Both the HDMI/USB moorings compartment and the battery/memory card compartment are protected by latched doors that swing on a hinge. Both compartment doors are protected with rubber gaskets to frustrate leakage while using this underwater camera.

READ  2017 Buying Guide: Best cameras for parents

Image Quality

The Canon PowerShot D30 camera has 12.1 megapixels of resolution and works in up to 82 feet (25 meters) of adulterate depth.

One area where the Canon PowerShot D30 waterproof digital camera camera is an optical instrument for recording or capturing images, which may be stored locally, transmitted to another location, or struggles versus others in its price range is in terms of image grandeur. Canon placed a 1/2.3-inch image sensor in this waterproof model, which is the smallest image sensor in physical size that you’ll gather up in digital cameras. The D30 also only offers 12.1 megapixels of resolution, which is well below average in today’s market.

The Canon PowerShot D30 instructions control features are extremely limited. You’ll have a Program shooting mode you can use, but it only offers control over features such as ISO and pallid balance. Canon designed this model to be used in automatic mode most of the time.

Low Light Performance and Movie Mode

Most cameras with such tight image sensors don’t perform well in low light. However, Canon gave this model HS (high sensitivity) technology, which assigns the small image sensor to work a little better than expected in low light. This is an important feature to find in a waterproof camera, as the lighting brainwashes underwater can vary greatly.

The D30 offers a flash embedded in the corner of the front panel of the camera, which is what you’d expect to find in a fundamental camera. Unfortunately, there’s no option to add external flash units, which would help quite a bit with the dark conditions you’ll conflict in underwater photography. If you choose not to use the flash, you can increase the ISO to around 800 before you’ll notice significant noise (incorrect pixels) in the images.

You can fire full HD movies with the Canon D30, but you’re limited to a maximum 24 frames per second.
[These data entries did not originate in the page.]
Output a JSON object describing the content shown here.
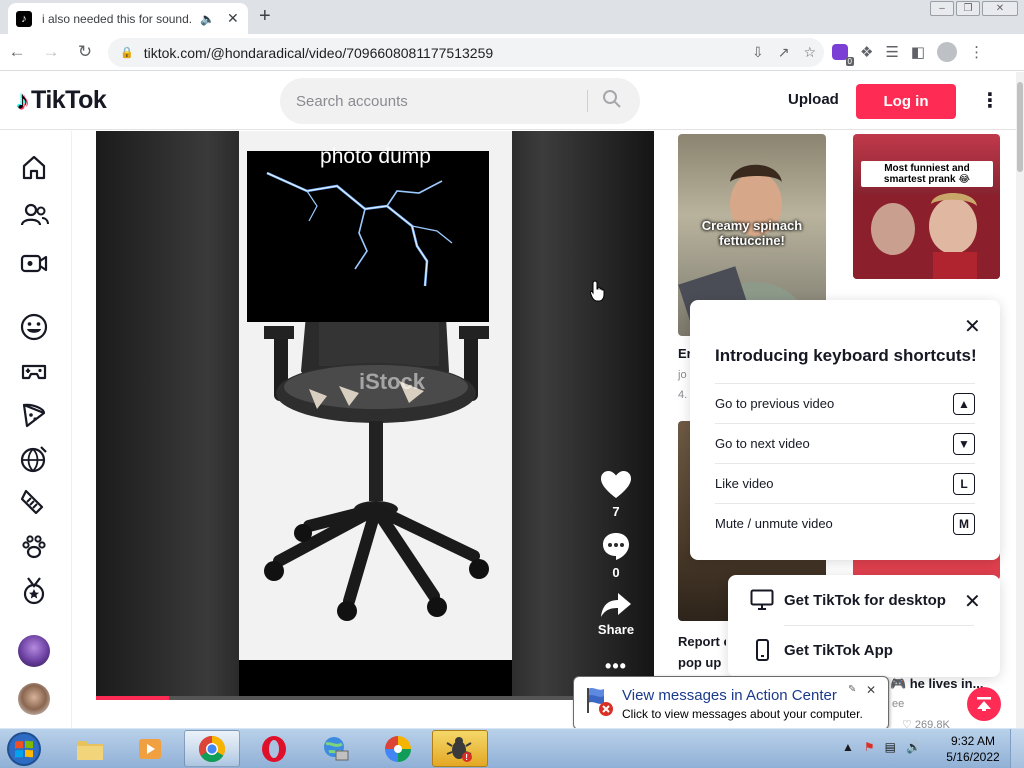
{
  "browser": {
    "tab_title": "i also needed this for sound...",
    "url": "tiktok.com/@hondaradical/video/7096608081177513259",
    "extension_badge": "0"
  },
  "tiktok": {
    "logo_text": "TikTok",
    "search_placeholder": "Search accounts",
    "upload_label": "Upload",
    "login_label": "Log in"
  },
  "video": {
    "caption": "photo dump",
    "like_count": "7",
    "comment_count": "0",
    "share_label": "Share",
    "progress_fraction": 0.13
  },
  "recommendations": {
    "card1_overlay": "Creamy spinach fettuccine!",
    "card1_title": "Er",
    "card1_sub1": "jo",
    "card1_sub2": "4.",
    "card2_overlay": "Most funniest and smartest prank 😂",
    "card3_title_line1": "Report c",
    "card3_title_line2": "pop up",
    "card4_title": "! 🎮 he lives in...",
    "card4_author": "ee",
    "card4_likes": "269.8K"
  },
  "keyboard_popup": {
    "title": "Introducing keyboard shortcuts!",
    "rows": [
      {
        "label": "Go to previous video",
        "key": "▲"
      },
      {
        "label": "Go to next video",
        "key": "▼"
      },
      {
        "label": "Like video",
        "key": "L"
      },
      {
        "label": "Mute / unmute video",
        "key": "M"
      }
    ]
  },
  "app_popup": {
    "desktop_label": "Get TikTok for desktop",
    "app_label": "Get TikTok App"
  },
  "balloon": {
    "title": "View messages in Action Center",
    "message": "Click to view messages about your computer."
  },
  "taskbar": {
    "time": "9:32 AM",
    "date": "5/16/2022"
  },
  "colors": {
    "brand": "#fe2c55",
    "cyan": "#25f4ee"
  }
}
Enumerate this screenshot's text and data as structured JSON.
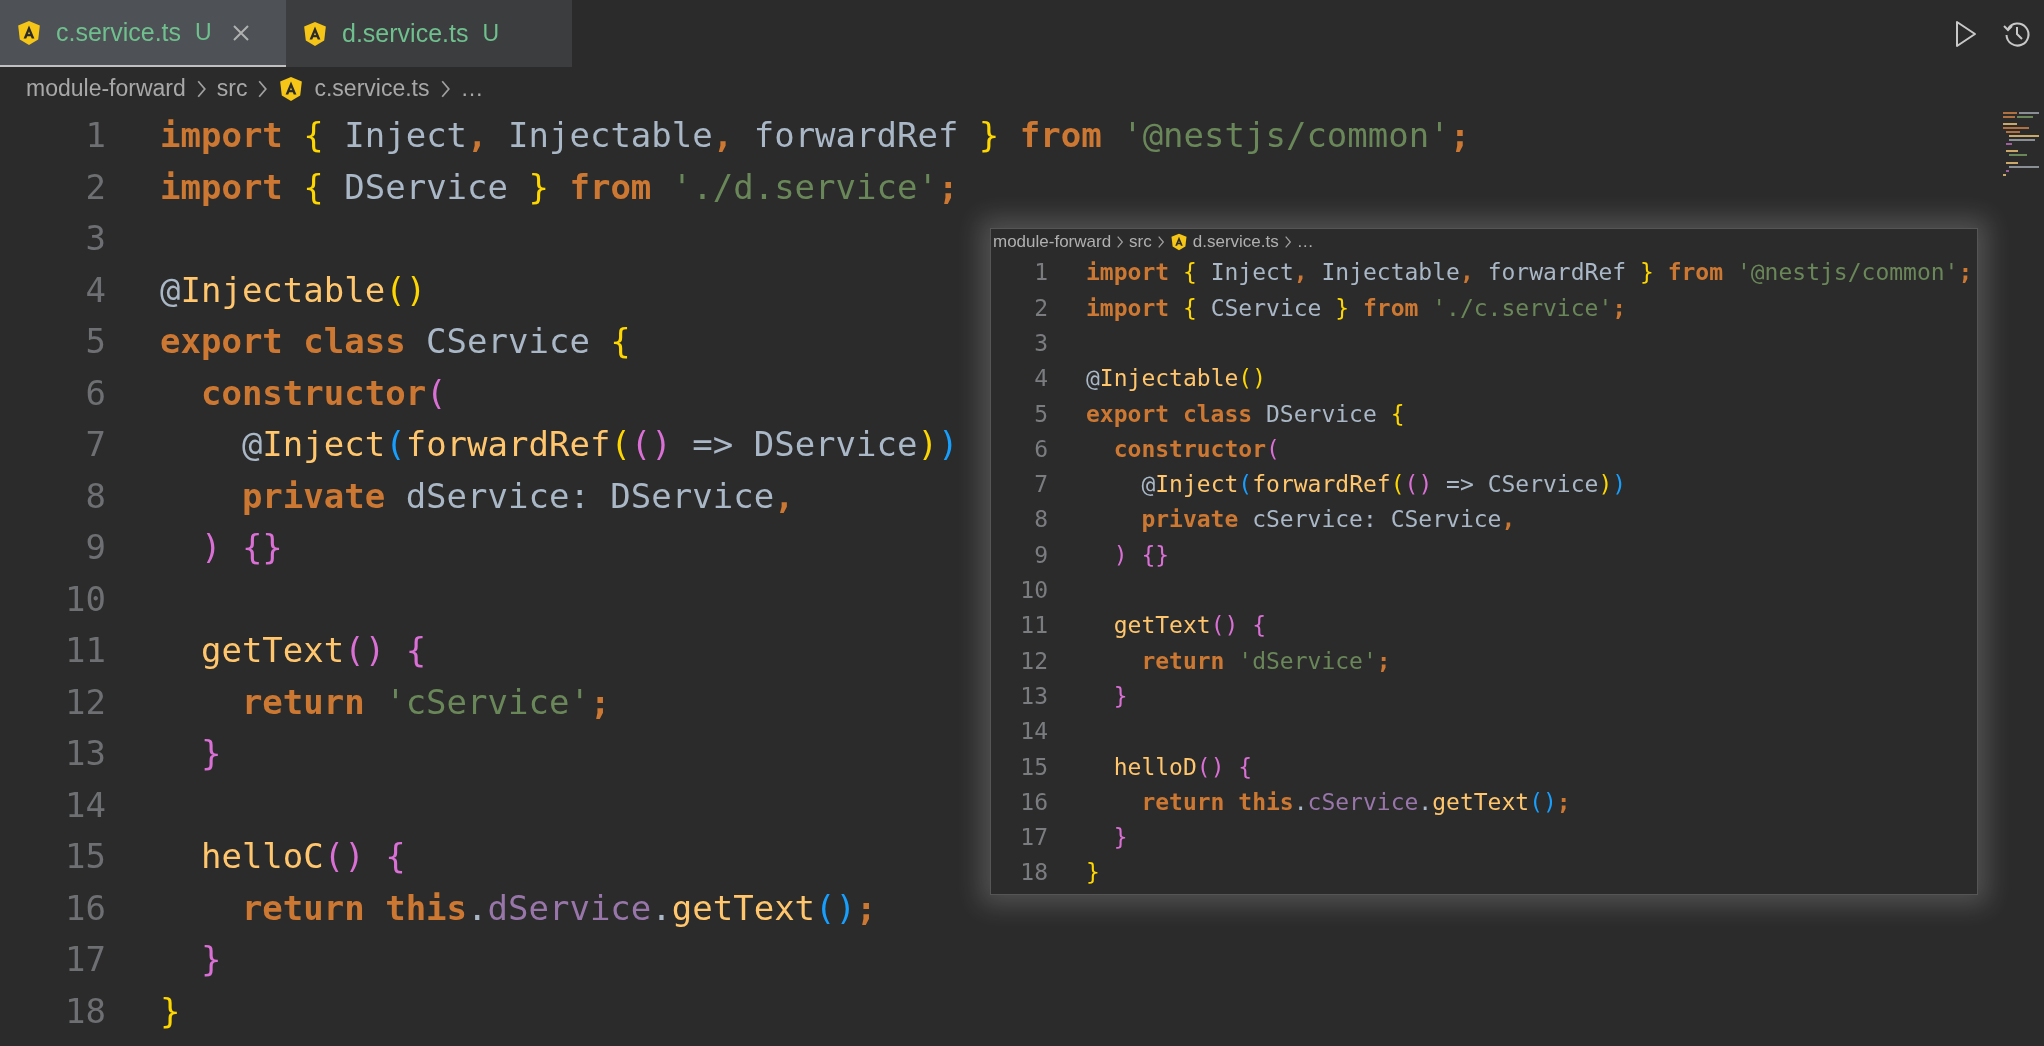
{
  "tabs": [
    {
      "label": "c.service.ts",
      "status": "U",
      "selected": true
    },
    {
      "label": "d.service.ts",
      "status": "U",
      "selected": false
    }
  ],
  "breadcrumbs": [
    {
      "label": "module-forward",
      "kind": "folder"
    },
    {
      "label": "src",
      "kind": "folder"
    },
    {
      "label": "c.service.ts",
      "kind": "file"
    },
    {
      "label": "…",
      "kind": "more"
    }
  ],
  "editor": {
    "lines": [
      {
        "number": "1",
        "tokens": [
          {
            "kind": "kw",
            "text": "import "
          },
          {
            "kind": "b1",
            "text": "{"
          },
          {
            "kind": "id",
            "text": " Inject"
          },
          {
            "kind": "kw",
            "text": ","
          },
          {
            "kind": "id",
            "text": " Injectable"
          },
          {
            "kind": "kw",
            "text": ","
          },
          {
            "kind": "id",
            "text": " forwardRef "
          },
          {
            "kind": "b1",
            "text": "}"
          },
          {
            "kind": "kw",
            "text": " from "
          },
          {
            "kind": "str",
            "text": "'@nestjs/common'"
          },
          {
            "kind": "kw",
            "text": ";"
          }
        ]
      },
      {
        "number": "2",
        "tokens": [
          {
            "kind": "kw",
            "text": "import "
          },
          {
            "kind": "b1",
            "text": "{"
          },
          {
            "kind": "id",
            "text": " DService "
          },
          {
            "kind": "b1",
            "text": "}"
          },
          {
            "kind": "kw",
            "text": " from "
          },
          {
            "kind": "str",
            "text": "'./d.service'"
          },
          {
            "kind": "kw",
            "text": ";"
          }
        ]
      },
      {
        "number": "3"
      },
      {
        "number": "4",
        "tokens": [
          {
            "kind": "id",
            "text": "@"
          },
          {
            "kind": "fn",
            "text": "Injectable"
          },
          {
            "kind": "b1",
            "text": "()"
          }
        ]
      },
      {
        "number": "5",
        "tokens": [
          {
            "kind": "kw",
            "text": "export class "
          },
          {
            "kind": "id",
            "text": "CService "
          },
          {
            "kind": "b1",
            "text": "{"
          }
        ]
      },
      {
        "number": "6",
        "tokens": [
          {
            "kind": "kw",
            "text": "  constructor"
          },
          {
            "kind": "b2",
            "text": "("
          }
        ]
      },
      {
        "number": "7",
        "tokens": [
          {
            "kind": "id",
            "text": "    @"
          },
          {
            "kind": "fn",
            "text": "Inject"
          },
          {
            "kind": "b3",
            "text": "("
          },
          {
            "kind": "fn",
            "text": "forwardRef"
          },
          {
            "kind": "b1",
            "text": "("
          },
          {
            "kind": "b2",
            "text": "()"
          },
          {
            "kind": "id",
            "text": " => DService"
          },
          {
            "kind": "b1",
            "text": ")"
          },
          {
            "kind": "b3",
            "text": ")"
          }
        ]
      },
      {
        "number": "8",
        "tokens": [
          {
            "kind": "kw",
            "text": "    private "
          },
          {
            "kind": "id",
            "text": "dService: DService"
          },
          {
            "kind": "kw",
            "text": ","
          }
        ]
      },
      {
        "number": "9",
        "tokens": [
          {
            "kind": "b2",
            "text": "  ) {}"
          }
        ]
      },
      {
        "number": "10"
      },
      {
        "number": "11",
        "tokens": [
          {
            "kind": "fn",
            "text": "  getText"
          },
          {
            "kind": "b2",
            "text": "() {"
          }
        ]
      },
      {
        "number": "12",
        "tokens": [
          {
            "kind": "kw",
            "text": "    return "
          },
          {
            "kind": "str",
            "text": "'cService'"
          },
          {
            "kind": "kw",
            "text": ";"
          }
        ]
      },
      {
        "number": "13",
        "tokens": [
          {
            "kind": "b2",
            "text": "  }"
          }
        ]
      },
      {
        "number": "14"
      },
      {
        "number": "15",
        "tokens": [
          {
            "kind": "fn",
            "text": "  helloC"
          },
          {
            "kind": "b2",
            "text": "() {"
          }
        ]
      },
      {
        "number": "16",
        "tokens": [
          {
            "kind": "kw",
            "text": "    return this"
          },
          {
            "kind": "id",
            "text": "."
          },
          {
            "kind": "prop",
            "text": "dService"
          },
          {
            "kind": "id",
            "text": "."
          },
          {
            "kind": "fn",
            "text": "getText"
          },
          {
            "kind": "b3",
            "text": "()"
          },
          {
            "kind": "kw",
            "text": ";"
          }
        ]
      },
      {
        "number": "17",
        "tokens": [
          {
            "kind": "b2",
            "text": "  }"
          }
        ]
      },
      {
        "number": "18",
        "tokens": [
          {
            "kind": "b1",
            "text": "}"
          }
        ]
      }
    ]
  },
  "peek": {
    "breadcrumbs": [
      {
        "label": "module-forward",
        "kind": "folder"
      },
      {
        "label": "src",
        "kind": "folder"
      },
      {
        "label": "d.service.ts",
        "kind": "file"
      },
      {
        "label": "…",
        "kind": "more"
      }
    ],
    "lines": [
      {
        "number": "1",
        "tokens": [
          {
            "kind": "kw",
            "text": "import "
          },
          {
            "kind": "b1",
            "text": "{"
          },
          {
            "kind": "id",
            "text": " Inject"
          },
          {
            "kind": "kw",
            "text": ","
          },
          {
            "kind": "id",
            "text": " Injectable"
          },
          {
            "kind": "kw",
            "text": ","
          },
          {
            "kind": "id",
            "text": " forwardRef "
          },
          {
            "kind": "b1",
            "text": "}"
          },
          {
            "kind": "kw",
            "text": " from "
          },
          {
            "kind": "str",
            "text": "'@nestjs/common'"
          },
          {
            "kind": "kw",
            "text": ";"
          }
        ]
      },
      {
        "number": "2",
        "tokens": [
          {
            "kind": "kw",
            "text": "import "
          },
          {
            "kind": "b1",
            "text": "{"
          },
          {
            "kind": "id",
            "text": " CService "
          },
          {
            "kind": "b1",
            "text": "}"
          },
          {
            "kind": "kw",
            "text": " from "
          },
          {
            "kind": "str",
            "text": "'./c.service'"
          },
          {
            "kind": "kw",
            "text": ";"
          }
        ]
      },
      {
        "number": "3"
      },
      {
        "number": "4",
        "tokens": [
          {
            "kind": "id",
            "text": "@"
          },
          {
            "kind": "fn",
            "text": "Injectable"
          },
          {
            "kind": "b1",
            "text": "()"
          }
        ]
      },
      {
        "number": "5",
        "tokens": [
          {
            "kind": "kw",
            "text": "export class "
          },
          {
            "kind": "id",
            "text": "DService "
          },
          {
            "kind": "b1",
            "text": "{"
          }
        ]
      },
      {
        "number": "6",
        "tokens": [
          {
            "kind": "kw",
            "text": "  constructor"
          },
          {
            "kind": "b2",
            "text": "("
          }
        ]
      },
      {
        "number": "7",
        "tokens": [
          {
            "kind": "id",
            "text": "    @"
          },
          {
            "kind": "fn",
            "text": "Inject"
          },
          {
            "kind": "b3",
            "text": "("
          },
          {
            "kind": "fn",
            "text": "forwardRef"
          },
          {
            "kind": "b1",
            "text": "("
          },
          {
            "kind": "b2",
            "text": "()"
          },
          {
            "kind": "id",
            "text": " => CService"
          },
          {
            "kind": "b1",
            "text": ")"
          },
          {
            "kind": "b3",
            "text": ")"
          }
        ]
      },
      {
        "number": "8",
        "tokens": [
          {
            "kind": "kw",
            "text": "    private "
          },
          {
            "kind": "id",
            "text": "cService: CService"
          },
          {
            "kind": "kw",
            "text": ","
          }
        ]
      },
      {
        "number": "9",
        "tokens": [
          {
            "kind": "b2",
            "text": "  ) {}"
          }
        ]
      },
      {
        "number": "10"
      },
      {
        "number": "11",
        "tokens": [
          {
            "kind": "fn",
            "text": "  getText"
          },
          {
            "kind": "b2",
            "text": "() {"
          }
        ]
      },
      {
        "number": "12",
        "tokens": [
          {
            "kind": "kw",
            "text": "    return "
          },
          {
            "kind": "str",
            "text": "'dService'"
          },
          {
            "kind": "kw",
            "text": ";"
          }
        ]
      },
      {
        "number": "13",
        "tokens": [
          {
            "kind": "b2",
            "text": "  }"
          }
        ]
      },
      {
        "number": "14"
      },
      {
        "number": "15",
        "tokens": [
          {
            "kind": "fn",
            "text": "  helloD"
          },
          {
            "kind": "b2",
            "text": "() {"
          }
        ]
      },
      {
        "number": "16",
        "tokens": [
          {
            "kind": "kw",
            "text": "    return this"
          },
          {
            "kind": "id",
            "text": "."
          },
          {
            "kind": "prop",
            "text": "cService"
          },
          {
            "kind": "id",
            "text": "."
          },
          {
            "kind": "fn",
            "text": "getText"
          },
          {
            "kind": "b3",
            "text": "()"
          },
          {
            "kind": "kw",
            "text": ";"
          }
        ]
      },
      {
        "number": "17",
        "tokens": [
          {
            "kind": "b2",
            "text": "  }"
          }
        ]
      },
      {
        "number": "18",
        "tokens": [
          {
            "kind": "b1",
            "text": "}"
          }
        ]
      }
    ]
  }
}
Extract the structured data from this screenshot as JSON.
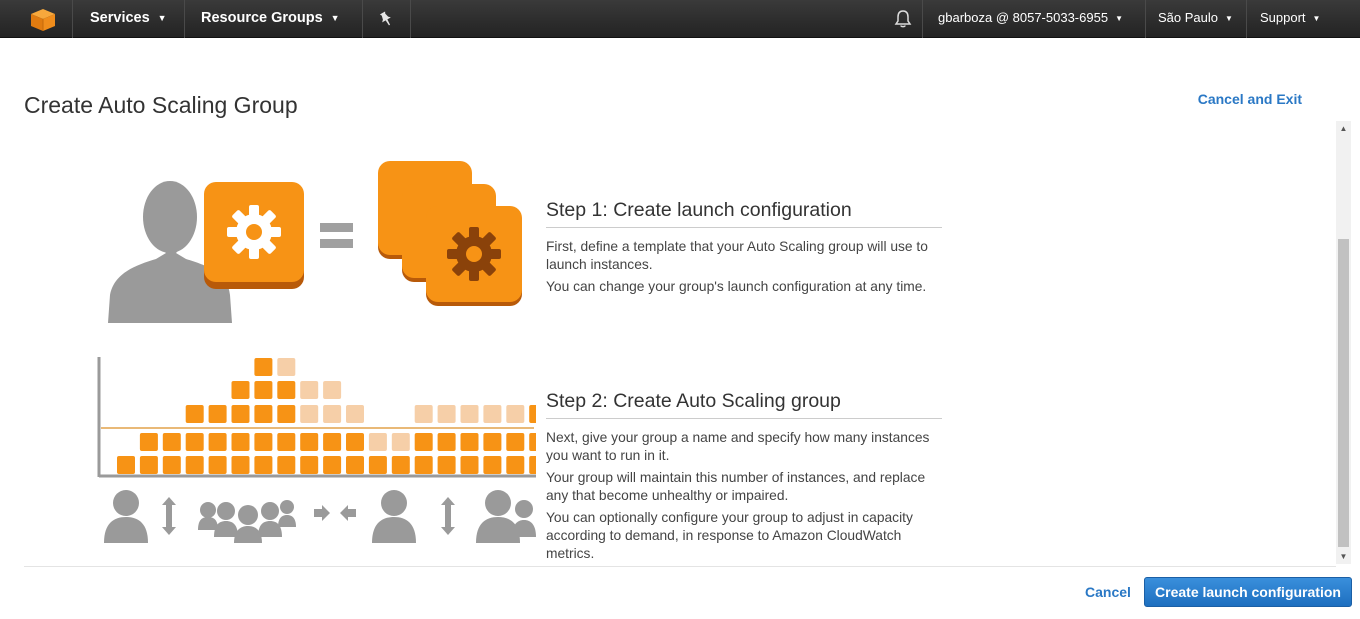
{
  "nav": {
    "services": "Services",
    "resource_groups": "Resource Groups",
    "account": "gbarboza @ 8057-5033-6955",
    "region": "São Paulo",
    "support": "Support"
  },
  "page": {
    "title": "Create Auto Scaling Group",
    "cancel_exit": "Cancel and Exit"
  },
  "step1": {
    "heading": "Step 1: Create launch configuration",
    "p1": "First, define a template that your Auto Scaling group will use to launch instances.",
    "p2": "You can change your group's launch configuration at any time."
  },
  "step2": {
    "heading": "Step 2: Create Auto Scaling group",
    "p1": "Next, give your group a name and specify how many instances you want to run in it.",
    "p2": "Your group will maintain this number of instances, and replace any that become unhealthy or impaired.",
    "p3": "You can optionally configure your group to adjust in capacity according to demand, in response to Amazon CloudWatch metrics."
  },
  "footer": {
    "cancel": "Cancel",
    "create": "Create launch configuration"
  },
  "colors": {
    "nav_bg": "#2b2b2b",
    "orange": "#f79315",
    "orange_light": "#f6cfa8",
    "link": "#2a78c5",
    "primary_button": "#2a7fd0",
    "silhouette": "#9a9a9a"
  },
  "icons": {
    "logo": "aws-cube-icon",
    "pin": "pin-icon",
    "bell": "bell-icon"
  }
}
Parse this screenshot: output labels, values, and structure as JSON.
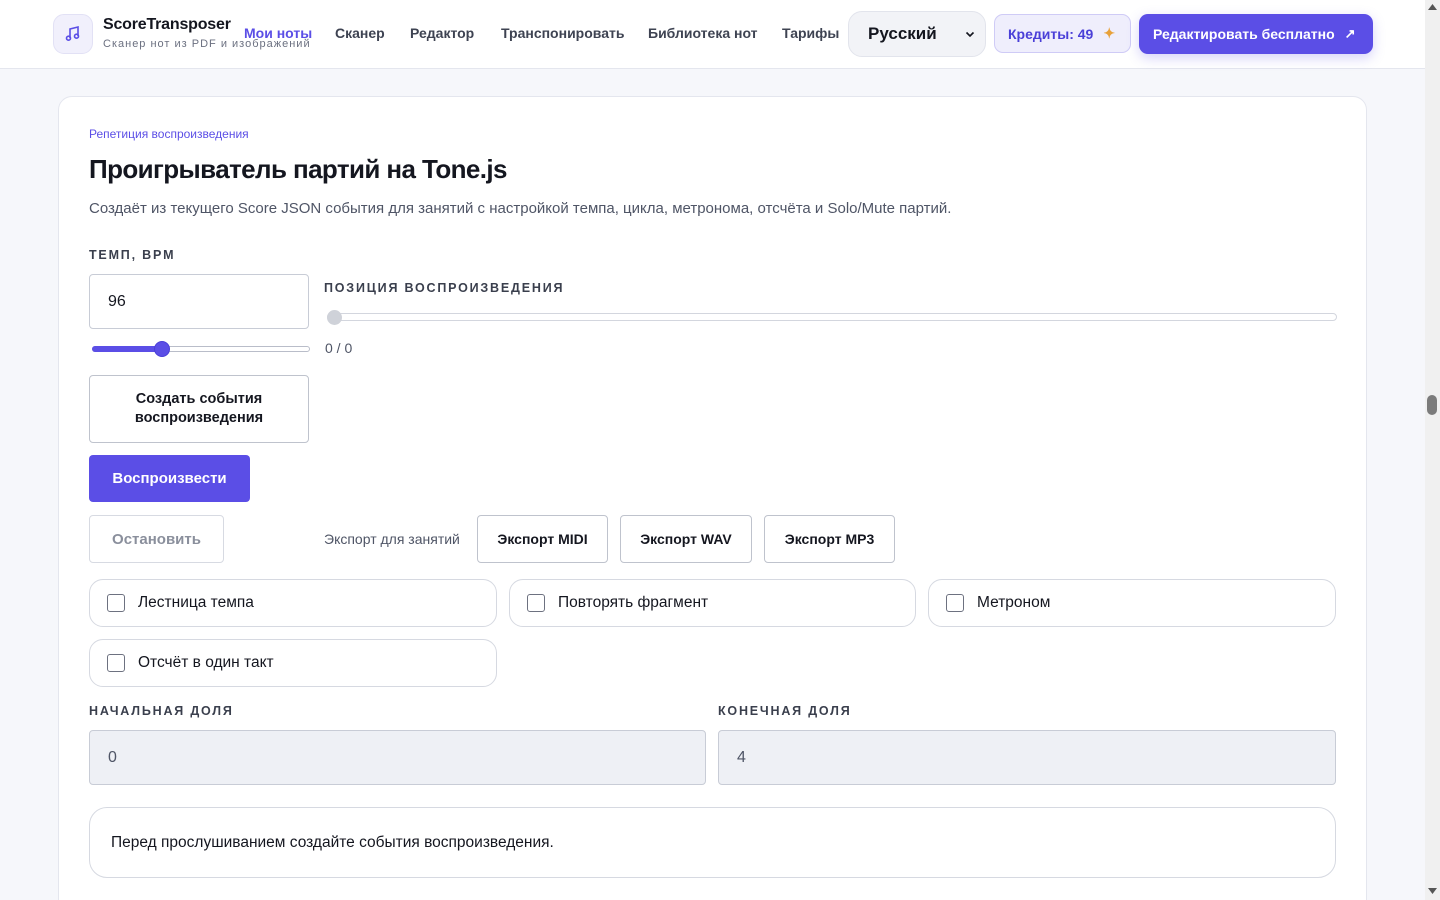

Canon gave this camera a big-hearted movie recording button on the top panel of the camera, making it easy to start and stop movie recording.

READ  Panasonic Lumix DC-G9 first impressions

Battery Life

If you’re using the camera beneath the waves normal shooting conditions, you can expect about 250 to 300 shots per charge. However, if you use the GPS feature quite a bit, the battery lifespan could be shut up shop to 150 to 200 shots.

Because the D30 has no viewfinder, you’ll have to use the 3.0-inch LCD screen to frame all photos. The screen produces a sharp parade, but it wasn’t quite as bright on the default setting as I’d like. Glare from sunlight when using this PowerShot camera outdoors strained me to increase the brightness of the display screen beyond the standard setting, which will further decrease the battery lifespan.

Wrap Up

This Canon PowerShot D30 doughty camera review shows a model that has very strong waterproof and shockproof capabilities. Versus other compact waterproof is the process of making an object or structure waterproof or water-resistant so that it remains relatively unaffected by water or cameras, the D30 tenders above average tough features and amazing submersion skills. However, a small image sensor and only 12.1 megapixels of resolution stop the Canon may refer to D30’s image image (from Latin: imago) is an artifact that depicts visual perception, for example, a photo or a two-dimensional picture, that quality. And its 5X optical zoom lens lags well behind other models in its price range, though in all fairness it is a cartilaginous camera. I wouldn’t recommend this model if you’re just looking for an everyday camera. But if you need a camera to use primarily for diving and open-air activities or sports, while also using it occasionally on dry land, the PowerShot D30 is a solid camera for those who want an easy to use model.

Republished: gadgetreview.com

About the author

Gina Stephens

Gina Stephens

Gina is a photography enthusiast and drone lover who loves to fly drones, capture images and have fun cherishing them with family and friends.

Leave a Comment